Every line below that contains the word "Show" must be copied.

Data extracted from a collection
———
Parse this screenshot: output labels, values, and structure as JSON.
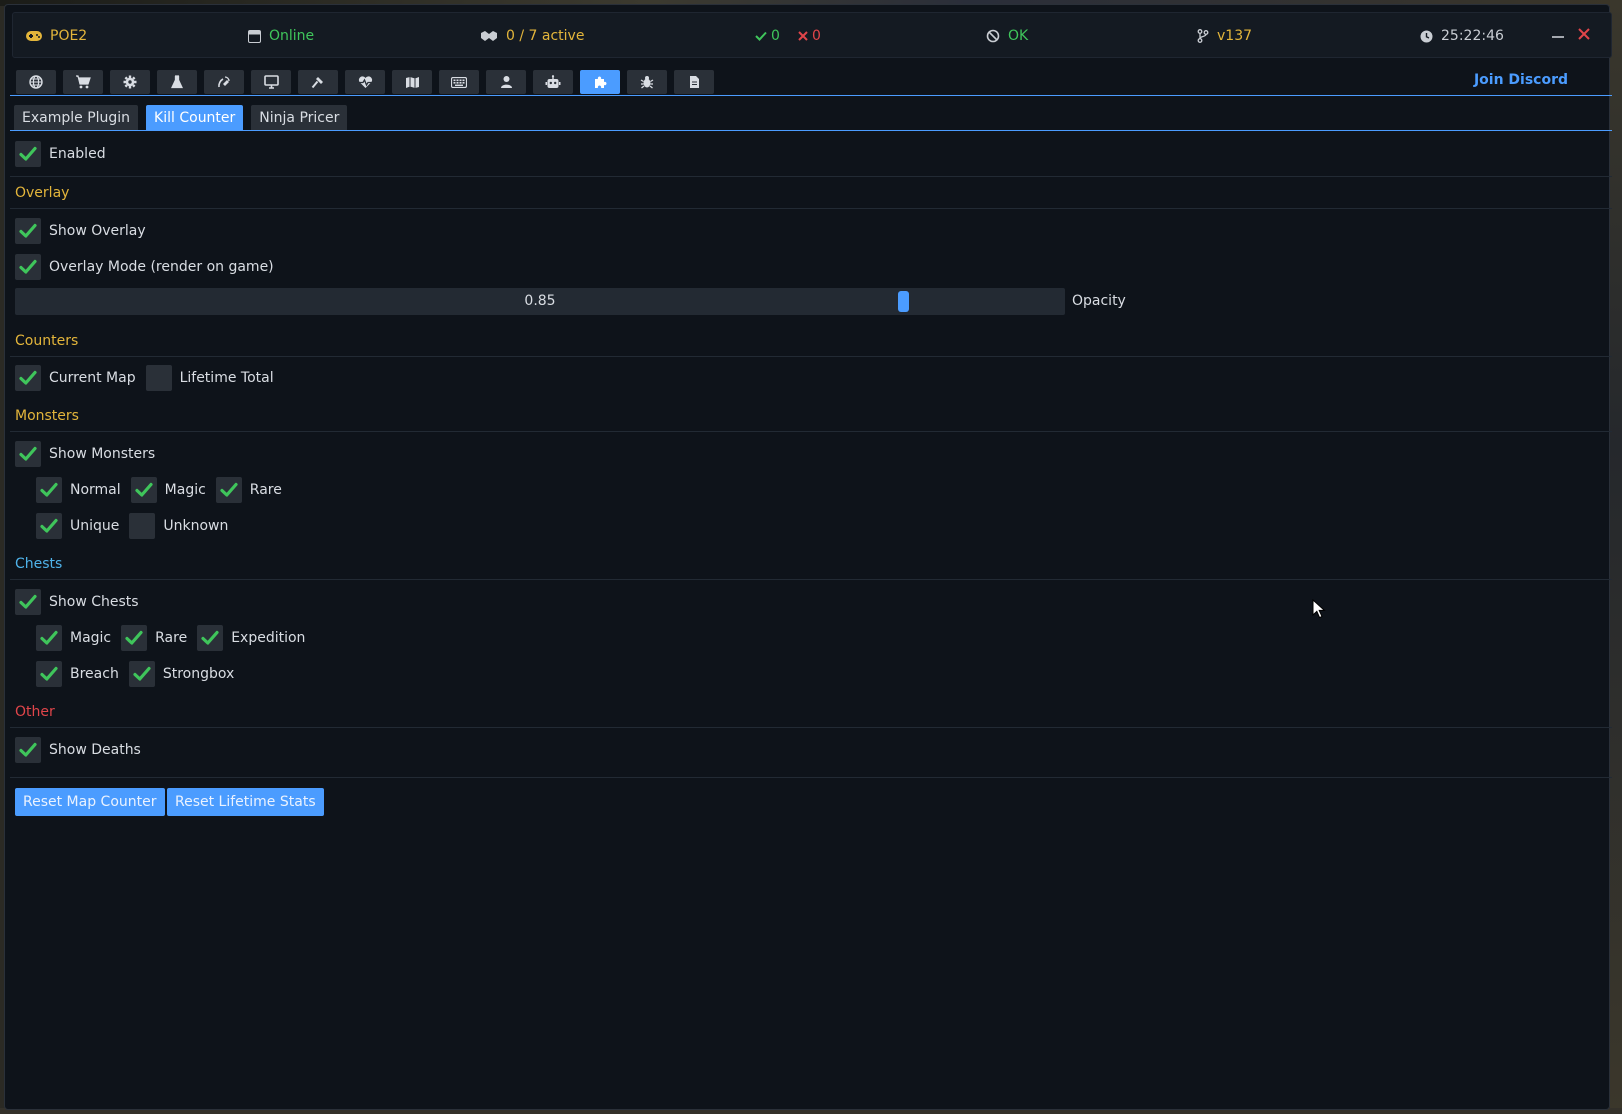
{
  "titlebar": {
    "game": "POE2",
    "connection": "Online",
    "active": "0 / 7 active",
    "ok_count": "0",
    "err_count": "0",
    "status": "OK",
    "version": "v137",
    "clock": "25:22:46"
  },
  "toolbar": {
    "icons": [
      "globe-icon",
      "cart-icon",
      "gear-icon",
      "flask-icon",
      "satellite-icon",
      "monitor-icon",
      "hammer-icon",
      "heartbeat-icon",
      "map-icon",
      "keyboard-icon",
      "user-icon",
      "robot-icon",
      "puzzle-icon",
      "bug-icon",
      "file-icon"
    ],
    "active_icon": "puzzle-icon",
    "discord": "Join Discord"
  },
  "plugin_tabs": [
    "Example Plugin",
    "Kill Counter",
    "Ninja Pricer"
  ],
  "active_tab": "Kill Counter",
  "settings": {
    "enabled": "Enabled",
    "overlay": {
      "title": "Overlay",
      "show_overlay": "Show Overlay",
      "overlay_mode": "Overlay Mode (render on game)",
      "opacity_value": "0.85",
      "opacity_fraction": 0.85,
      "opacity_label": "Opacity"
    },
    "counters": {
      "title": "Counters",
      "current_map": "Current Map",
      "lifetime_total": "Lifetime Total"
    },
    "monsters": {
      "title": "Monsters",
      "show": "Show Monsters",
      "normal": "Normal",
      "magic": "Magic",
      "rare": "Rare",
      "unique": "Unique",
      "unknown": "Unknown"
    },
    "chests": {
      "title": "Chests",
      "show": "Show Chests",
      "magic": "Magic",
      "rare": "Rare",
      "expedition": "Expedition",
      "breach": "Breach",
      "strongbox": "Strongbox"
    },
    "other": {
      "title": "Other",
      "show_deaths": "Show Deaths"
    }
  },
  "buttons": {
    "reset_map": "Reset Map Counter",
    "reset_lifetime": "Reset Lifetime Stats"
  },
  "colors": {
    "accent": "#4b9cff",
    "check": "#3fc55b",
    "section_gold": "#e3b53b",
    "section_blue": "#4fb3ea",
    "section_red": "#e0454a"
  }
}
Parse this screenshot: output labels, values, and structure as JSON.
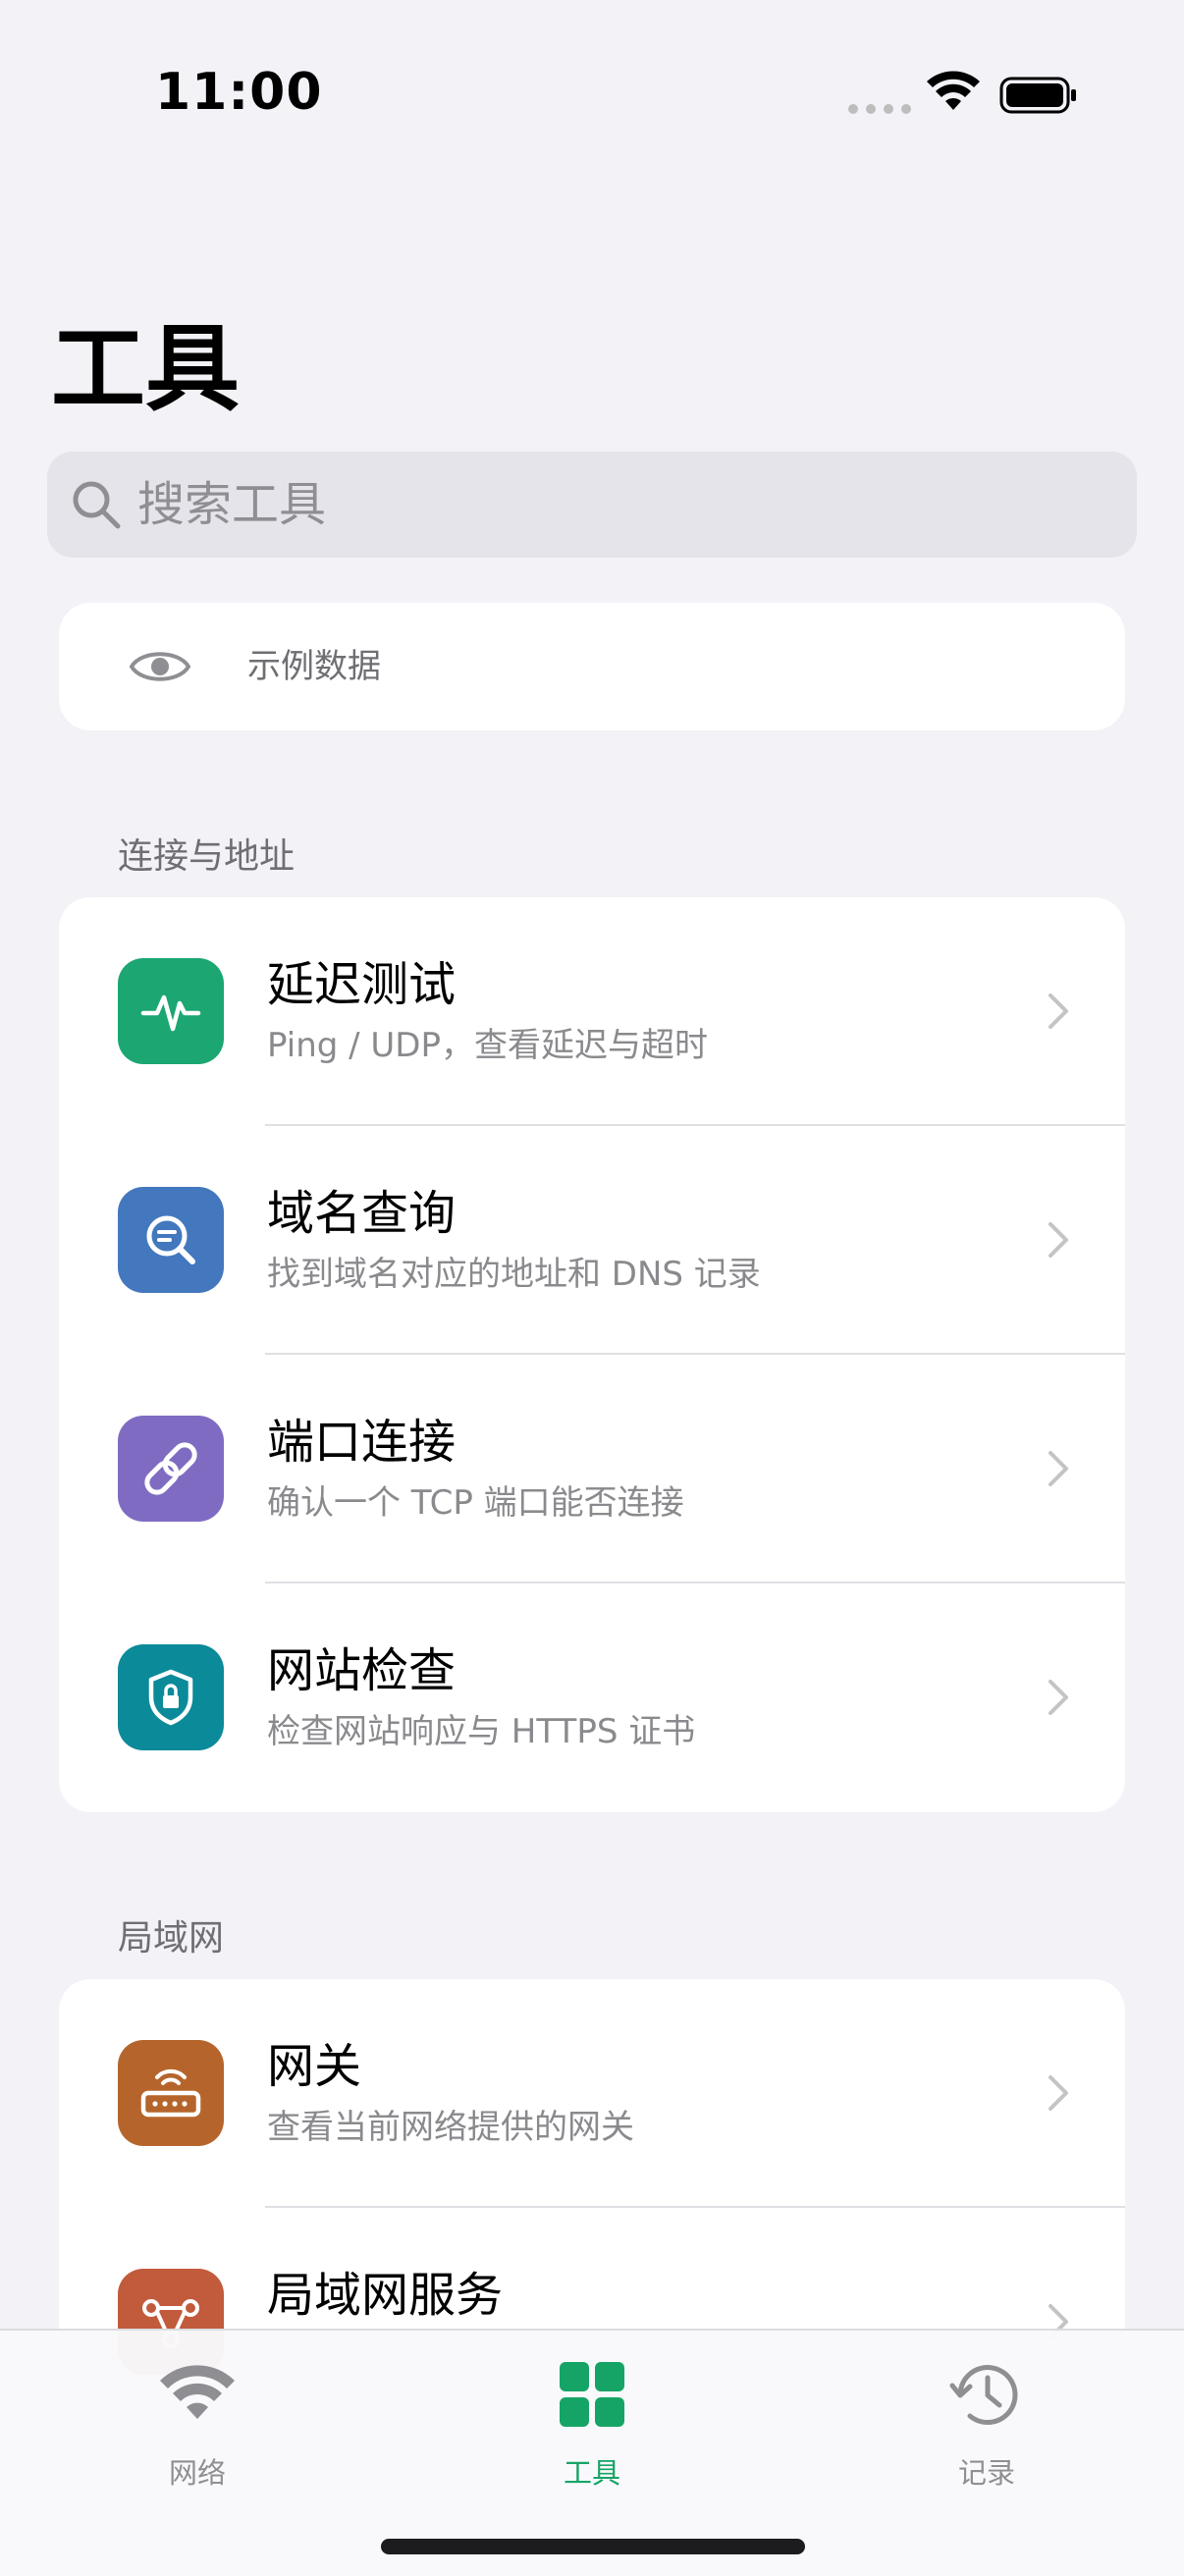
{
  "status_bar": {
    "time": "11:00"
  },
  "page": {
    "title": "工具"
  },
  "search": {
    "placeholder": "搜索工具",
    "value": ""
  },
  "sample": {
    "label": "示例数据",
    "icon": "eye-icon"
  },
  "sections": [
    {
      "header": "连接与地址",
      "items": [
        {
          "title": "延迟测试",
          "subtitle": "Ping / UDP，查看延迟与超时",
          "icon": "pulse-icon",
          "color": "#1BA672"
        },
        {
          "title": "域名查询",
          "subtitle": "找到域名对应的地址和 DNS 记录",
          "icon": "search-doc-icon",
          "color": "#4378BE"
        },
        {
          "title": "端口连接",
          "subtitle": "确认一个 TCP 端口能否连接",
          "icon": "link-icon",
          "color": "#7F6CC2"
        },
        {
          "title": "网站检查",
          "subtitle": "检查网站响应与 HTTPS 证书",
          "icon": "lock-shield-icon",
          "color": "#0B8A9A"
        }
      ]
    },
    {
      "header": "局域网",
      "items": [
        {
          "title": "网关",
          "subtitle": "查看当前网络提供的网关",
          "icon": "router-icon",
          "color": "#B5652B"
        },
        {
          "title": "局域网服务",
          "subtitle": "",
          "icon": "network-icon",
          "color": "#C25A3C"
        }
      ]
    }
  ],
  "tabs": [
    {
      "label": "网络",
      "icon": "wifi-icon",
      "active": false
    },
    {
      "label": "工具",
      "icon": "grid-icon",
      "active": true
    },
    {
      "label": "记录",
      "icon": "history-icon",
      "active": false
    }
  ],
  "colors": {
    "accent": "#16A466",
    "background": "#F2F2F7"
  }
}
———
__Expected answer__:
      "show_overlay": "Show Overlay",
      "show": "Show Monsters",
      "show": "Show Chests",
      "show_deaths": "Show Deaths"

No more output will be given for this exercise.